(Stored items from a collection)
=======

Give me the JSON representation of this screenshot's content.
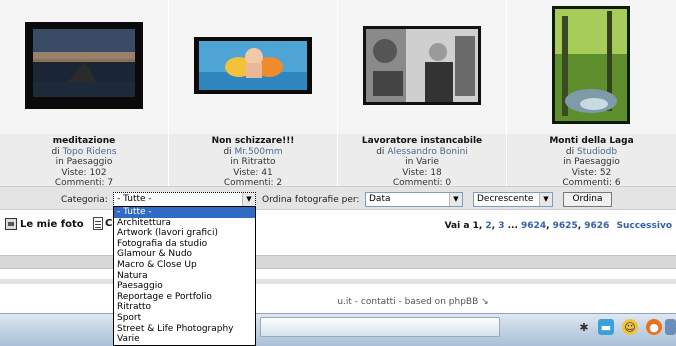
{
  "photos": [
    {
      "title": "meditazione",
      "by_prefix": "di",
      "author": "Topo Ridens",
      "category_line": "in Paesaggio",
      "views_line": "Viste: 102",
      "comments_line": "Commenti: 7"
    },
    {
      "title": "Non schizzare!!!",
      "by_prefix": "di",
      "author": "Mr.500mm",
      "category_line": "in Ritratto",
      "views_line": "Viste: 41",
      "comments_line": "Commenti: 2"
    },
    {
      "title": "Lavoratore instancabile",
      "by_prefix": "di",
      "author": "Alessandro Bonini",
      "category_line": "in Varie",
      "views_line": "Viste: 18",
      "comments_line": "Commenti: 0"
    },
    {
      "title": "Monti della Laga",
      "by_prefix": "di",
      "author": "Studiodb",
      "category_line": "in Paesaggio",
      "views_line": "Viste: 52",
      "comments_line": "Commenti: 6"
    }
  ],
  "filter": {
    "category_label": "Categoria:",
    "category_value": "- Tutte -",
    "order_label": "Ordina fotografie per:",
    "order_value": "Data",
    "direction_value": "Decrescente",
    "order_button": "Ordina"
  },
  "category_options": [
    "- Tutte -",
    "Architettura",
    "Artwork (lavori grafici)",
    "Fotografia da studio",
    "Glamour & Nudo",
    "Macro & Close Up",
    "Natura",
    "Paesaggio",
    "Reportage e Portfolio",
    "Ritratto",
    "Sport",
    "Street & Life Photography",
    "Varie"
  ],
  "links": {
    "my_photos": "Le mie foto",
    "second_link_partial": "C"
  },
  "pagination": {
    "prefix": "Vai a",
    "current": "1",
    "p2": "2",
    "p3": "3",
    "ellipsis": "...",
    "p9624": "9624",
    "p9625": "9625",
    "p9626": "9626",
    "next": "Successivo"
  },
  "footer": {
    "partial_domain": "u.it",
    "contatti": "contatti",
    "based_on": "based on",
    "phpbb": "phpBB",
    "arrow": "↘"
  },
  "colors": {
    "link": "#4a6b93",
    "selected_option": "#316ac5",
    "taskbar": "#c7d6e6"
  },
  "tray_icons": [
    "bug-icon",
    "chat-icon",
    "smiley-icon",
    "firefox-icon",
    "network-icon"
  ]
}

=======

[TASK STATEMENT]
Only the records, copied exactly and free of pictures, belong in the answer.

[ANSWER TO THIS EXERCISE]
Give me the JSON representation of this screenshot's content.
{
  "photos": [
    {
      "title": "meditazione",
      "by_prefix": "di",
      "author": "Topo Ridens",
      "category_line": "in Paesaggio",
      "views_line": "Viste: 102",
      "comments_line": "Commenti: 7"
    },
    {
      "title": "Non schizzare!!!",
      "by_prefix": "di",
      "author": "Mr.500mm",
      "category_line": "in Ritratto",
      "views_line": "Viste: 41",
      "comments_line": "Commenti: 2"
    },
    {
      "title": "Lavoratore instancabile",
      "by_prefix": "di",
      "author": "Alessandro Bonini",
      "category_line": "in Varie",
      "views_line": "Viste: 18",
      "comments_line": "Commenti: 0"
    },
    {
      "title": "Monti della Laga",
      "by_prefix": "di",
      "author": "Studiodb",
      "category_line": "in Paesaggio",
      "views_line": "Viste: 52",
      "comments_line": "Commenti: 6"
    }
  ],
  "filter": {
    "category_label": "Categoria:",
    "category_value": "- Tutte -",
    "order_label": "Ordina fotografie per:",
    "order_value": "Data",
    "direction_value": "Decrescente",
    "order_button": "Ordina"
  },
  "category_options": [
    "- Tutte -",
    "Architettura",
    "Artwork (lavori grafici)",
    "Fotografia da studio",
    "Glamour & Nudo",
    "Macro & Close Up",
    "Natura",
    "Paesaggio",
    "Reportage e Portfolio",
    "Ritratto",
    "Sport",
    "Street & Life Photography",
    "Varie"
  ],
  "links": {
    "my_photos": "Le mie foto",
    "second_link_partial": "C"
  },
  "pagination": {
    "prefix": "Vai a",
    "current": "1",
    "p2": "2",
    "p3": "3",
    "ellipsis": "...",
    "p9624": "9624",
    "p9625": "9625",
    "p9626": "9626",
    "next": "Successivo"
  },
  "footer": {
    "partial_domain": "u.it",
    "contatti": "contatti",
    "based_on": "based on",
    "phpbb": "phpBB",
    "arrow": "↘"
  },
  "colors": {
    "link": "#4a6b93",
    "selected_option": "#316ac5",
    "taskbar": "#c7d6e6"
  },
  "tray_icons": [
    "bug-icon",
    "chat-icon",
    "smiley-icon",
    "firefox-icon",
    "network-icon"
  ]
}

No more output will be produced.